  3. Animal purchases – the investors buy one or more animals on your deer farm. You continue to look after the animal either on a contract fee basis (for boarding, feed, vet care, etc.) or on some split arrangement for offspring. For example, the investor may buy a doe, and gets to keep half its offspring while you get to keep the other half of the offspring in return for boarding and care. Be sure to have a detailed contract in place outlining the responsibilities of both parties. This arrangement is an excellent, low-cost, low-risk, way for new people to get into the industry.

If you are considering looking for investors, here are some things you need to do:

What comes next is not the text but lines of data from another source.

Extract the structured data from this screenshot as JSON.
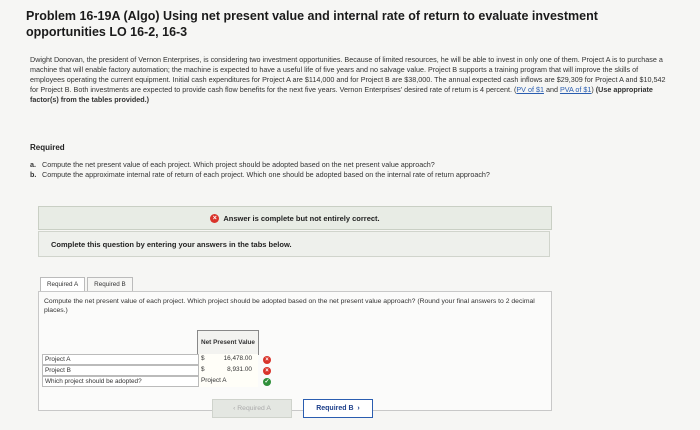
{
  "title": "Problem 16-19A (Algo) Using net present value and internal rate of return to evaluate investment opportunities LO 16-2, 16-3",
  "problem": {
    "text": "Dwight Donovan, the president of Vernon Enterprises, is considering two investment opportunities. Because of limited resources, he will be able to invest in only one of them. Project A is to purchase a machine that will enable factory automation; the machine is expected to have a useful life of five years and no salvage value. Project B supports a training program that will improve the skills of employees operating the current equipment. Initial cash expenditures for Project A are $114,000 and for Project B are $38,000. The annual expected cash inflows are $29,309 for Project A and $10,542 for Project B. Both investments are expected to provide cash flow benefits for the next five years. Vernon Enterprises' desired rate of return is 4 percent.",
    "link1": "PV of $1",
    "and": "and",
    "link2": "PVA of $1",
    "instruction": "(Use appropriate factor(s) from the tables provided.)"
  },
  "required": {
    "heading": "Required",
    "items": [
      {
        "mark": "a.",
        "text": "Compute the net present value of each project. Which project should be adopted based on the net present value approach?"
      },
      {
        "mark": "b.",
        "text": "Compute the approximate internal rate of return of each project. Which one should be adopted based on the internal rate of return approach?"
      }
    ]
  },
  "answer_status": "Answer is complete but not entirely correct.",
  "complete_prompt": "Complete this question by entering your answers in the tabs below.",
  "tabs": [
    "Required A",
    "Required B"
  ],
  "question": "Compute the net present value of each project. Which project should be adopted based on the net present value approach? (Round your final answers to 2 decimal places.)",
  "table": {
    "column_header": "Net Present Value",
    "rows": [
      {
        "label": "Project A",
        "currency": "$",
        "value": "16,478.00",
        "status": "incorrect"
      },
      {
        "label": "Project B",
        "currency": "$",
        "value": "8,931.00",
        "status": "incorrect"
      },
      {
        "label": "Which project should be adopted?",
        "currency": "",
        "value": "Project A",
        "status": "correct"
      }
    ]
  },
  "nav": {
    "prev_label": "Required A",
    "next_label": "Required B"
  },
  "colors": {
    "incorrect": "#d9342b",
    "correct": "#2f8f3a",
    "link": "#2a5db0"
  }
}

  1. Prepare a business plan describing your operations, the market potential and five-year financial projections. Investors will want some assurance that you know what you are doing, and that their investment is likely to provide some return.
  2. With the help of your local deer or elk association, put together an information package about the deer farming industry. Potential investors will want to know more about the industry and its prospects for the future.
  3. Get legal, accounting and other professional advice before you start looking for investors, and with all negotiations, contracts and agreements.
  4. Be prepared and willing to communicate regularly with your investors to keep them informed and involved in what is happening. Take advantage of their knowledge, experience and contacts. If you make them part of the team, you will reduce the chances of conflict and misunderstandings.
  5. Offer investors something special. Be sure to give them photographs of your best buck so they can brag to their buddies, “Hey look, I own this 205 B&C whitetail buck.” Consider giving them the antler sheds from your largest bucks. If you have a hunting preserve, consider throwing in a free annual hunt.

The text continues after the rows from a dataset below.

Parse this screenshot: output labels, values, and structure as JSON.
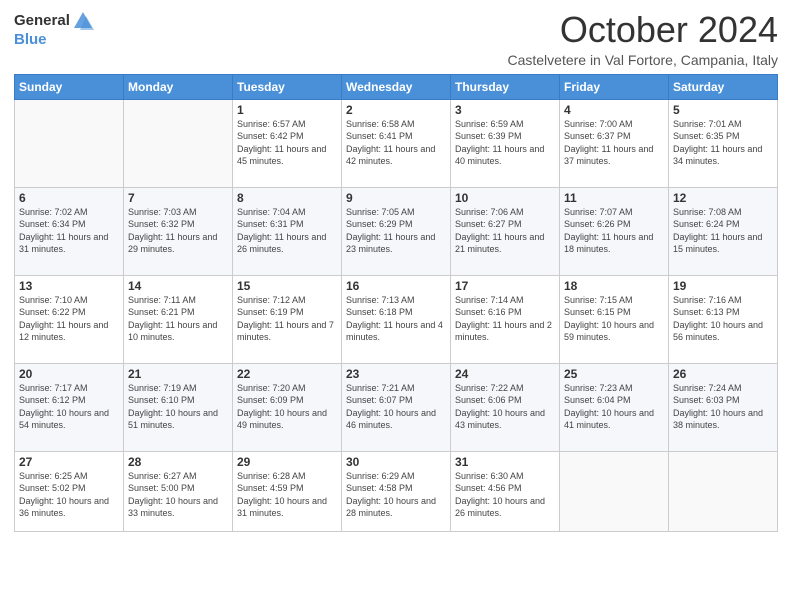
{
  "logo": {
    "general": "General",
    "blue": "Blue"
  },
  "title": "October 2024",
  "location": "Castelvetere in Val Fortore, Campania, Italy",
  "weekdays": [
    "Sunday",
    "Monday",
    "Tuesday",
    "Wednesday",
    "Thursday",
    "Friday",
    "Saturday"
  ],
  "weeks": [
    [
      {
        "day": "",
        "sunrise": "",
        "sunset": "",
        "daylight": ""
      },
      {
        "day": "",
        "sunrise": "",
        "sunset": "",
        "daylight": ""
      },
      {
        "day": "1",
        "sunrise": "Sunrise: 6:57 AM",
        "sunset": "Sunset: 6:42 PM",
        "daylight": "Daylight: 11 hours and 45 minutes."
      },
      {
        "day": "2",
        "sunrise": "Sunrise: 6:58 AM",
        "sunset": "Sunset: 6:41 PM",
        "daylight": "Daylight: 11 hours and 42 minutes."
      },
      {
        "day": "3",
        "sunrise": "Sunrise: 6:59 AM",
        "sunset": "Sunset: 6:39 PM",
        "daylight": "Daylight: 11 hours and 40 minutes."
      },
      {
        "day": "4",
        "sunrise": "Sunrise: 7:00 AM",
        "sunset": "Sunset: 6:37 PM",
        "daylight": "Daylight: 11 hours and 37 minutes."
      },
      {
        "day": "5",
        "sunrise": "Sunrise: 7:01 AM",
        "sunset": "Sunset: 6:35 PM",
        "daylight": "Daylight: 11 hours and 34 minutes."
      }
    ],
    [
      {
        "day": "6",
        "sunrise": "Sunrise: 7:02 AM",
        "sunset": "Sunset: 6:34 PM",
        "daylight": "Daylight: 11 hours and 31 minutes."
      },
      {
        "day": "7",
        "sunrise": "Sunrise: 7:03 AM",
        "sunset": "Sunset: 6:32 PM",
        "daylight": "Daylight: 11 hours and 29 minutes."
      },
      {
        "day": "8",
        "sunrise": "Sunrise: 7:04 AM",
        "sunset": "Sunset: 6:31 PM",
        "daylight": "Daylight: 11 hours and 26 minutes."
      },
      {
        "day": "9",
        "sunrise": "Sunrise: 7:05 AM",
        "sunset": "Sunset: 6:29 PM",
        "daylight": "Daylight: 11 hours and 23 minutes."
      },
      {
        "day": "10",
        "sunrise": "Sunrise: 7:06 AM",
        "sunset": "Sunset: 6:27 PM",
        "daylight": "Daylight: 11 hours and 21 minutes."
      },
      {
        "day": "11",
        "sunrise": "Sunrise: 7:07 AM",
        "sunset": "Sunset: 6:26 PM",
        "daylight": "Daylight: 11 hours and 18 minutes."
      },
      {
        "day": "12",
        "sunrise": "Sunrise: 7:08 AM",
        "sunset": "Sunset: 6:24 PM",
        "daylight": "Daylight: 11 hours and 15 minutes."
      }
    ],
    [
      {
        "day": "13",
        "sunrise": "Sunrise: 7:10 AM",
        "sunset": "Sunset: 6:22 PM",
        "daylight": "Daylight: 11 hours and 12 minutes."
      },
      {
        "day": "14",
        "sunrise": "Sunrise: 7:11 AM",
        "sunset": "Sunset: 6:21 PM",
        "daylight": "Daylight: 11 hours and 10 minutes."
      },
      {
        "day": "15",
        "sunrise": "Sunrise: 7:12 AM",
        "sunset": "Sunset: 6:19 PM",
        "daylight": "Daylight: 11 hours and 7 minutes."
      },
      {
        "day": "16",
        "sunrise": "Sunrise: 7:13 AM",
        "sunset": "Sunset: 6:18 PM",
        "daylight": "Daylight: 11 hours and 4 minutes."
      },
      {
        "day": "17",
        "sunrise": "Sunrise: 7:14 AM",
        "sunset": "Sunset: 6:16 PM",
        "daylight": "Daylight: 11 hours and 2 minutes."
      },
      {
        "day": "18",
        "sunrise": "Sunrise: 7:15 AM",
        "sunset": "Sunset: 6:15 PM",
        "daylight": "Daylight: 10 hours and 59 minutes."
      },
      {
        "day": "19",
        "sunrise": "Sunrise: 7:16 AM",
        "sunset": "Sunset: 6:13 PM",
        "daylight": "Daylight: 10 hours and 56 minutes."
      }
    ],
    [
      {
        "day": "20",
        "sunrise": "Sunrise: 7:17 AM",
        "sunset": "Sunset: 6:12 PM",
        "daylight": "Daylight: 10 hours and 54 minutes."
      },
      {
        "day": "21",
        "sunrise": "Sunrise: 7:19 AM",
        "sunset": "Sunset: 6:10 PM",
        "daylight": "Daylight: 10 hours and 51 minutes."
      },
      {
        "day": "22",
        "sunrise": "Sunrise: 7:20 AM",
        "sunset": "Sunset: 6:09 PM",
        "daylight": "Daylight: 10 hours and 49 minutes."
      },
      {
        "day": "23",
        "sunrise": "Sunrise: 7:21 AM",
        "sunset": "Sunset: 6:07 PM",
        "daylight": "Daylight: 10 hours and 46 minutes."
      },
      {
        "day": "24",
        "sunrise": "Sunrise: 7:22 AM",
        "sunset": "Sunset: 6:06 PM",
        "daylight": "Daylight: 10 hours and 43 minutes."
      },
      {
        "day": "25",
        "sunrise": "Sunrise: 7:23 AM",
        "sunset": "Sunset: 6:04 PM",
        "daylight": "Daylight: 10 hours and 41 minutes."
      },
      {
        "day": "26",
        "sunrise": "Sunrise: 7:24 AM",
        "sunset": "Sunset: 6:03 PM",
        "daylight": "Daylight: 10 hours and 38 minutes."
      }
    ],
    [
      {
        "day": "27",
        "sunrise": "Sunrise: 6:25 AM",
        "sunset": "Sunset: 5:02 PM",
        "daylight": "Daylight: 10 hours and 36 minutes."
      },
      {
        "day": "28",
        "sunrise": "Sunrise: 6:27 AM",
        "sunset": "Sunset: 5:00 PM",
        "daylight": "Daylight: 10 hours and 33 minutes."
      },
      {
        "day": "29",
        "sunrise": "Sunrise: 6:28 AM",
        "sunset": "Sunset: 4:59 PM",
        "daylight": "Daylight: 10 hours and 31 minutes."
      },
      {
        "day": "30",
        "sunrise": "Sunrise: 6:29 AM",
        "sunset": "Sunset: 4:58 PM",
        "daylight": "Daylight: 10 hours and 28 minutes."
      },
      {
        "day": "31",
        "sunrise": "Sunrise: 6:30 AM",
        "sunset": "Sunset: 4:56 PM",
        "daylight": "Daylight: 10 hours and 26 minutes."
      },
      {
        "day": "",
        "sunrise": "",
        "sunset": "",
        "daylight": ""
      },
      {
        "day": "",
        "sunrise": "",
        "sunset": "",
        "daylight": ""
      }
    ]
  ]
}
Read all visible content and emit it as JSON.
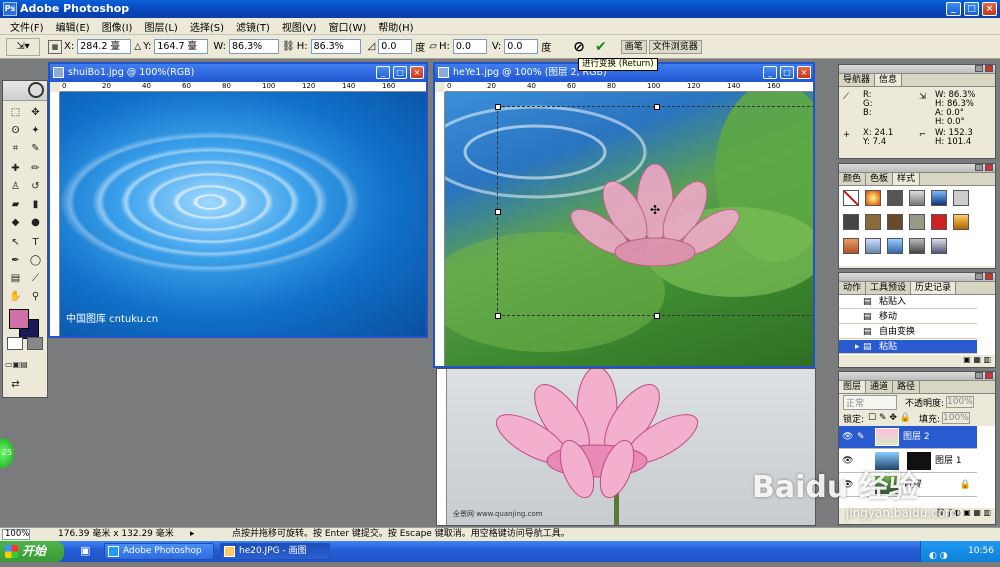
{
  "app": {
    "title": "Adobe Photoshop",
    "icon": "photoshop-icon"
  },
  "window_buttons": {
    "minimize": "_",
    "maximize": "□",
    "close": "×"
  },
  "menu": [
    "文件(F)",
    "编辑(E)",
    "图像(I)",
    "图层(L)",
    "选择(S)",
    "滤镜(T)",
    "视图(V)",
    "窗口(W)",
    "帮助(H)"
  ],
  "options": {
    "x_label": "X:",
    "x_value": "284.2 臺",
    "y_label": "Y:",
    "y_value": "164.7 臺",
    "w_label": "W:",
    "w_value": "86.3%",
    "h_label": "H:",
    "h_value": "86.3%",
    "rot_value": "0.0",
    "rot_unit": "度",
    "hs_label": "H:",
    "hs_value": "0.0",
    "vs_label": "V:",
    "vs_value": "0.0",
    "skew_unit": "度",
    "tabs": [
      "画笔",
      "文件浏览器"
    ]
  },
  "tooltip": "进行变换 (Return)",
  "doc1": {
    "title": "shuiBo1.jpg @ 100%(RGB)",
    "watermark": "中国图库 cntuku.cn",
    "ruler": [
      "0",
      "20",
      "40",
      "60",
      "80",
      "100",
      "120",
      "140",
      "160"
    ]
  },
  "doc2": {
    "title": "heYe1.jpg @ 100% (图层 2, RGB)",
    "ruler": [
      "0",
      "20",
      "40",
      "60",
      "80",
      "100",
      "120",
      "140",
      "160"
    ],
    "bottom_text": "全景网 www.quanjing.com"
  },
  "navigator": {
    "tabs": [
      "导航器",
      "信息"
    ],
    "r": "R:",
    "g": "G:",
    "b": "B:",
    "w1": "W: 86.3%",
    "h1": "H: 86.3%",
    "a1": "A: 0.0°",
    "b1": "H: 0.0°",
    "x": "X: 24.1",
    "y": "Y: 7.4",
    "w2": "W: 152.3",
    "h2": "H: 101.4"
  },
  "styles_panel": {
    "tabs": [
      "颜色",
      "色板",
      "样式"
    ]
  },
  "history_panel": {
    "tabs": [
      "动作",
      "工具预设",
      "历史记录"
    ],
    "items": [
      "粘贴入",
      "移动",
      "自由变换",
      "粘贴"
    ]
  },
  "layers_panel": {
    "tabs": [
      "图层",
      "通道",
      "路径"
    ],
    "blend_mode": "正常",
    "opacity_label": "不透明度:",
    "opacity_value": "100%",
    "lock_label": "锁定:",
    "fill_label": "填充:",
    "fill_value": "100%",
    "layers": [
      "图层 2",
      "图层 1",
      "背景"
    ]
  },
  "status": {
    "zoom": "100%",
    "size": "176.39 毫米 x 132.29 毫米",
    "hint": "点按并拖移可旋转。按 Enter 键提交。按 Escape 键取消。用空格键访问导航工具。"
  },
  "taskbar": {
    "start": "开始",
    "tasks": [
      "Adobe Photoshop",
      "he20.JPG - 画图"
    ],
    "clock": "10:56"
  },
  "badge": "25",
  "watermark": {
    "logo": "Baidu 经验",
    "url": "jingyan.baidu.com"
  },
  "colors": {
    "foreground": "#d070a8",
    "background": "#1a1a5a",
    "accent": "#2353c8"
  }
}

Where do you look for investors? Try the following:

  1. Start with family, friends and other people you know. There may be someone there that would like to make a small investment. Be careful, sometimes having family and friends as investors causes additional problems as compared to professional investors. Make sure proper paperwork is in place, and everyone is clear about expectations.
  2. Ask your professional advisors – lawyer, accountant and banker – if they know of anyone that may be interested in investing in a deer farm. They have extensive contacts and may be able refer potential investors to you.
  3. Post an advertisement, either in your local newspaper or on the Internet. Be careful how you word it so that you don’t get into trouble with the securities agencies. It usually safest to ask for partners and that an investment is required.
  4. Put an ad in a hunting magazine such as Peterson’s Hunting. It is estimated that between 15 to 20 million Americans hunt deer each fall. Certainly some of these have money, and some would love to “own” a trophy whitetail buck or bull elk.
  5. Post a “seeking capital” ad in the various venture capital directories that can be found on the Internet. Visit http://www.steppingstones.ca/library for a list of Internet sites where you can advertise for capital.

There are a number of things that the deer and elk associations could do to encourage investment in industry. These include:

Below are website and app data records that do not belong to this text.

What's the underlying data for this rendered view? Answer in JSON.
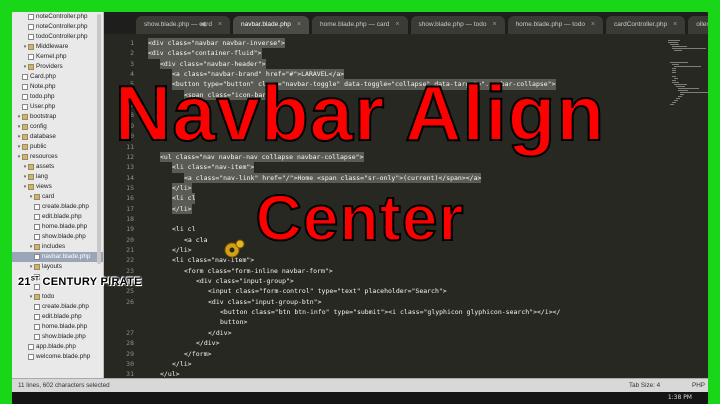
{
  "sidebar": {
    "items": [
      {
        "label": "noteController.php",
        "kind": "file",
        "indent": 1
      },
      {
        "label": "noteController.php",
        "kind": "file",
        "indent": 1
      },
      {
        "label": "todoController.php",
        "kind": "file",
        "indent": 1
      },
      {
        "label": "Middleware",
        "kind": "folder",
        "indent": 0
      },
      {
        "label": "Kernel.php",
        "kind": "file",
        "indent": 1
      },
      {
        "label": "Providers",
        "kind": "folder",
        "indent": 0
      },
      {
        "label": "Card.php",
        "kind": "file",
        "indent": 0
      },
      {
        "label": "Note.php",
        "kind": "file",
        "indent": 0
      },
      {
        "label": "todo.php",
        "kind": "file",
        "indent": 0
      },
      {
        "label": "User.php",
        "kind": "file",
        "indent": 0
      },
      {
        "label": "bootstrap",
        "kind": "folder",
        "indent": -1
      },
      {
        "label": "config",
        "kind": "folder",
        "indent": -1
      },
      {
        "label": "database",
        "kind": "folder",
        "indent": -1
      },
      {
        "label": "public",
        "kind": "folder",
        "indent": -1
      },
      {
        "label": "resources",
        "kind": "folder",
        "indent": -1
      },
      {
        "label": "assets",
        "kind": "folder",
        "indent": 0
      },
      {
        "label": "lang",
        "kind": "folder",
        "indent": 0
      },
      {
        "label": "views",
        "kind": "folder",
        "indent": 0
      },
      {
        "label": "card",
        "kind": "folder",
        "indent": 1
      },
      {
        "label": "create.blade.php",
        "kind": "file",
        "indent": 2
      },
      {
        "label": "edit.blade.php",
        "kind": "file",
        "indent": 2
      },
      {
        "label": "home.blade.php",
        "kind": "file",
        "indent": 2
      },
      {
        "label": "show.blade.php",
        "kind": "file",
        "indent": 2
      },
      {
        "label": "includes",
        "kind": "folder",
        "indent": 1
      },
      {
        "label": "navbar.blade.php",
        "kind": "file",
        "indent": 2,
        "selected": true
      },
      {
        "label": "layouts",
        "kind": "folder",
        "indent": 1
      },
      {
        "label": "",
        "kind": "file",
        "indent": 2
      },
      {
        "label": "",
        "kind": "file",
        "indent": 2
      },
      {
        "label": "todo",
        "kind": "folder",
        "indent": 1
      },
      {
        "label": "create.blade.php",
        "kind": "file",
        "indent": 2
      },
      {
        "label": "edit.blade.php",
        "kind": "file",
        "indent": 2
      },
      {
        "label": "home.blade.php",
        "kind": "file",
        "indent": 2
      },
      {
        "label": "show.blade.php",
        "kind": "file",
        "indent": 2
      },
      {
        "label": "app.blade.php",
        "kind": "file",
        "indent": 1
      },
      {
        "label": "welcome.blade.php",
        "kind": "file",
        "indent": 1
      }
    ]
  },
  "tabs": [
    {
      "label": "show.blade.php — card",
      "active": false
    },
    {
      "label": "navbar.blade.php",
      "active": true
    },
    {
      "label": "home.blade.php — card",
      "active": false
    },
    {
      "label": "show.blade.php — todo",
      "active": false
    },
    {
      "label": "home.blade.php — todo",
      "active": false
    },
    {
      "label": "cardController.php",
      "active": false
    },
    {
      "label": "oller.php",
      "active": false
    }
  ],
  "tab_close_glyph": "×",
  "editor": {
    "lines": [
      {
        "n": "1",
        "text": "<div class=\"navbar navbar-inverse\">",
        "indent": 0,
        "hl": true
      },
      {
        "n": "2",
        "text": "<div class=\"container-fluid\">",
        "indent": 0,
        "hl": true
      },
      {
        "n": "3",
        "text": "<div class=\"navbar-header\">",
        "indent": 2,
        "hl": true
      },
      {
        "n": "4",
        "text": "<a class=\"navbar-brand\" href=\"#\">LARAVEL</a>",
        "indent": 4,
        "hl": true
      },
      {
        "n": "5",
        "text": "<button type=\"button\" class=\"navbar-toggle\" data-toggle=\"collapse\" data-target=\".navbar-collapse\">",
        "indent": 4,
        "hl": true
      },
      {
        "n": "6",
        "text": "<span class=\"icon-bar\">",
        "indent": 6,
        "hl": true
      },
      {
        "n": "7",
        "text": "",
        "indent": 6,
        "hl": true
      },
      {
        "n": "8",
        "text": "",
        "indent": 6,
        "hl": true
      },
      {
        "n": "9",
        "text": "",
        "indent": 4,
        "hl": true
      },
      {
        "n": "10",
        "text": "",
        "indent": 2,
        "hl": true
      },
      {
        "n": "11",
        "text": "",
        "indent": 0,
        "hl": false
      },
      {
        "n": "12",
        "text": "<ul class=\"nav navbar-nav collapse navbar-collapse\">",
        "indent": 2,
        "hl": true
      },
      {
        "n": "13",
        "text": "<li class=\"nav-item\">",
        "indent": 4,
        "hl": true
      },
      {
        "n": "14",
        "text": "<a class=\"nav-link\" href=\"/\">Home <span class=\"sr-only\">(current)</span></a>",
        "indent": 6,
        "hl": true
      },
      {
        "n": "15",
        "text": "</li>",
        "indent": 4,
        "hl": true
      },
      {
        "n": "16",
        "text": "<li cl",
        "indent": 4,
        "hl": true
      },
      {
        "n": "17",
        "text": "</li>",
        "indent": 4,
        "hl": true
      },
      {
        "n": "18",
        "text": "",
        "indent": 4,
        "hl": true
      },
      {
        "n": "19",
        "text": "<li cl",
        "indent": 4,
        "hl": false
      },
      {
        "n": "20",
        "text": "<a cla",
        "indent": 6,
        "hl": false
      },
      {
        "n": "21",
        "text": "</li>",
        "indent": 4,
        "hl": false
      },
      {
        "n": "22",
        "text": "<li class=\"nav-item\">",
        "indent": 4,
        "hl": false
      },
      {
        "n": "23",
        "text": "<form class=\"form-inline navbar-form\">",
        "indent": 6,
        "hl": false
      },
      {
        "n": "24",
        "text": "<div class=\"input-group\">",
        "indent": 8,
        "hl": false
      },
      {
        "n": "25",
        "text": "<input class=\"form-control\" type=\"text\" placeholder=\"Search\">",
        "indent": 10,
        "hl": false
      },
      {
        "n": "26",
        "text": "<div class=\"input-group-btn\">",
        "indent": 10,
        "hl": false
      },
      {
        "n": "",
        "text": "<button class=\"btn btn-info\" type=\"submit\"><i class=\"glyphicon glyphicon-search\"></i></",
        "indent": 12,
        "hl": false
      },
      {
        "n": "",
        "text": "button>",
        "indent": 12,
        "hl": false
      },
      {
        "n": "27",
        "text": "</div>",
        "indent": 10,
        "hl": false
      },
      {
        "n": "28",
        "text": "</div>",
        "indent": 8,
        "hl": false
      },
      {
        "n": "29",
        "text": "</form>",
        "indent": 6,
        "hl": false
      },
      {
        "n": "30",
        "text": "</li>",
        "indent": 4,
        "hl": false
      },
      {
        "n": "31",
        "text": "</ul>",
        "indent": 2,
        "hl": false
      },
      {
        "n": "32",
        "text": "",
        "indent": 0,
        "hl": false
      }
    ]
  },
  "status": {
    "left": "11 lines, 602 characters selected",
    "tab_size": "Tab Size: 4",
    "syntax": "PHP"
  },
  "taskbar": {
    "clock": "1:38 PM"
  },
  "overlay": {
    "title_line1": "Navbar Align",
    "title_line2": "Center",
    "watermark_num": "21",
    "watermark_suffix": "ST",
    "watermark_rest": " CENTURY PIRATE"
  },
  "colors": {
    "frame": "#19d619",
    "overlay_text": "#ff0000",
    "editor_bg": "#272822",
    "selection": "#5a5b55"
  }
}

  1. Prepare a comprehensive information package on the opportunities and benefits of investing in deer and elk. Make these packages available to their members, government departments and other organizations who may have contact with potential investors.
  2. Conduct general advertising about benefits of investing in the industry in appropriate trade magazines.
  3. Hold meetings in large centers with potential investors about investment opportunities in deer and elk.

There are probably hundreds of millions of dollars in investment money available to the deer and elk farming industry. However, individual farmers and their associations need to take coordinated and concrete action to make potential investors aware and interested in our industry.